EXERCISE DESCRIPTION:
Hand back all records exactly, pictures omitted.

Entries from a dataset of interfaces
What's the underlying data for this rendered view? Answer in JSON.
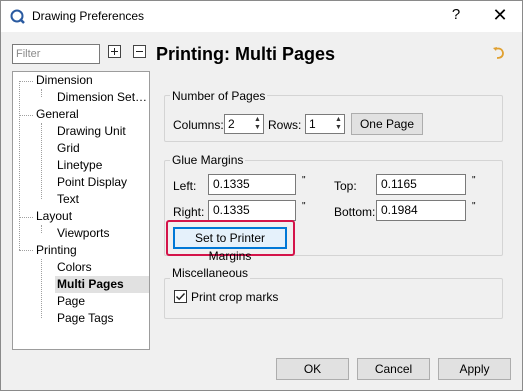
{
  "window": {
    "title": "Drawing Preferences",
    "help_label": "?",
    "close_label": "✕"
  },
  "sidebar": {
    "filter_placeholder": "Filter",
    "tree": [
      {
        "label": "Dimension",
        "level": 0
      },
      {
        "label": "Dimension Set…",
        "level": 1
      },
      {
        "label": "General",
        "level": 0
      },
      {
        "label": "Drawing Unit",
        "level": 1
      },
      {
        "label": "Grid",
        "level": 1
      },
      {
        "label": "Linetype",
        "level": 1
      },
      {
        "label": "Point Display",
        "level": 1
      },
      {
        "label": "Text",
        "level": 1
      },
      {
        "label": "Layout",
        "level": 0
      },
      {
        "label": "Viewports",
        "level": 1
      },
      {
        "label": "Printing",
        "level": 0
      },
      {
        "label": "Colors",
        "level": 1
      },
      {
        "label": "Multi Pages",
        "level": 1,
        "selected": true
      },
      {
        "label": "Page",
        "level": 1
      },
      {
        "label": "Page Tags",
        "level": 1
      }
    ]
  },
  "main": {
    "title": "Printing: Multi Pages",
    "number_of_pages": {
      "title": "Number of Pages",
      "columns_label": "Columns:",
      "columns_value": "2",
      "rows_label": "Rows:",
      "rows_value": "1",
      "one_page_label": "One Page"
    },
    "glue_margins": {
      "title": "Glue Margins",
      "left_label": "Left:",
      "left_value": "0.1335",
      "top_label": "Top:",
      "top_value": "0.1165",
      "right_label": "Right:",
      "right_value": "0.1335",
      "bottom_label": "Bottom:",
      "bottom_value": "0.1984",
      "unit": "\"",
      "printer_margins_label": "Set to Printer Margins"
    },
    "miscellaneous": {
      "title": "Miscellaneous",
      "crop_marks_label": "Print crop marks",
      "crop_marks_checked": true
    }
  },
  "footer": {
    "ok_label": "OK",
    "cancel_label": "Cancel",
    "apply_label": "Apply"
  },
  "colors": {
    "highlight": "#d4144a",
    "focus": "#0078d7",
    "reset_icon": "#e0a030"
  }
}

FINAL ANSWER:
What's the underlying data for this rendered view? Answer in JSON.
{
  "window": {
    "title": "Drawing Preferences",
    "help_label": "?",
    "close_label": "✕"
  },
  "sidebar": {
    "filter_placeholder": "Filter",
    "tree": [
      {
        "label": "Dimension",
        "level": 0
      },
      {
        "label": "Dimension Set…",
        "level": 1
      },
      {
        "label": "General",
        "level": 0
      },
      {
        "label": "Drawing Unit",
        "level": 1
      },
      {
        "label": "Grid",
        "level": 1
      },
      {
        "label": "Linetype",
        "level": 1
      },
      {
        "label": "Point Display",
        "level": 1
      },
      {
        "label": "Text",
        "level": 1
      },
      {
        "label": "Layout",
        "level": 0
      },
      {
        "label": "Viewports",
        "level": 1
      },
      {
        "label": "Printing",
        "level": 0
      },
      {
        "label": "Colors",
        "level": 1
      },
      {
        "label": "Multi Pages",
        "level": 1,
        "selected": true
      },
      {
        "label": "Page",
        "level": 1
      },
      {
        "label": "Page Tags",
        "level": 1
      }
    ]
  },
  "main": {
    "title": "Printing: Multi Pages",
    "number_of_pages": {
      "title": "Number of Pages",
      "columns_label": "Columns:",
      "columns_value": "2",
      "rows_label": "Rows:",
      "rows_value": "1",
      "one_page_label": "One Page"
    },
    "glue_margins": {
      "title": "Glue Margins",
      "left_label": "Left:",
      "left_value": "0.1335",
      "top_label": "Top:",
      "top_value": "0.1165",
      "right_label": "Right:",
      "right_value": "0.1335",
      "bottom_label": "Bottom:",
      "bottom_value": "0.1984",
      "unit": "\"",
      "printer_margins_label": "Set to Printer Margins"
    },
    "miscellaneous": {
      "title": "Miscellaneous",
      "crop_marks_label": "Print crop marks",
      "crop_marks_checked": true
    }
  },
  "footer": {
    "ok_label": "OK",
    "cancel_label": "Cancel",
    "apply_label": "Apply"
  },
  "colors": {
    "highlight": "#d4144a",
    "focus": "#0078d7",
    "reset_icon": "#e0a030"
  }
}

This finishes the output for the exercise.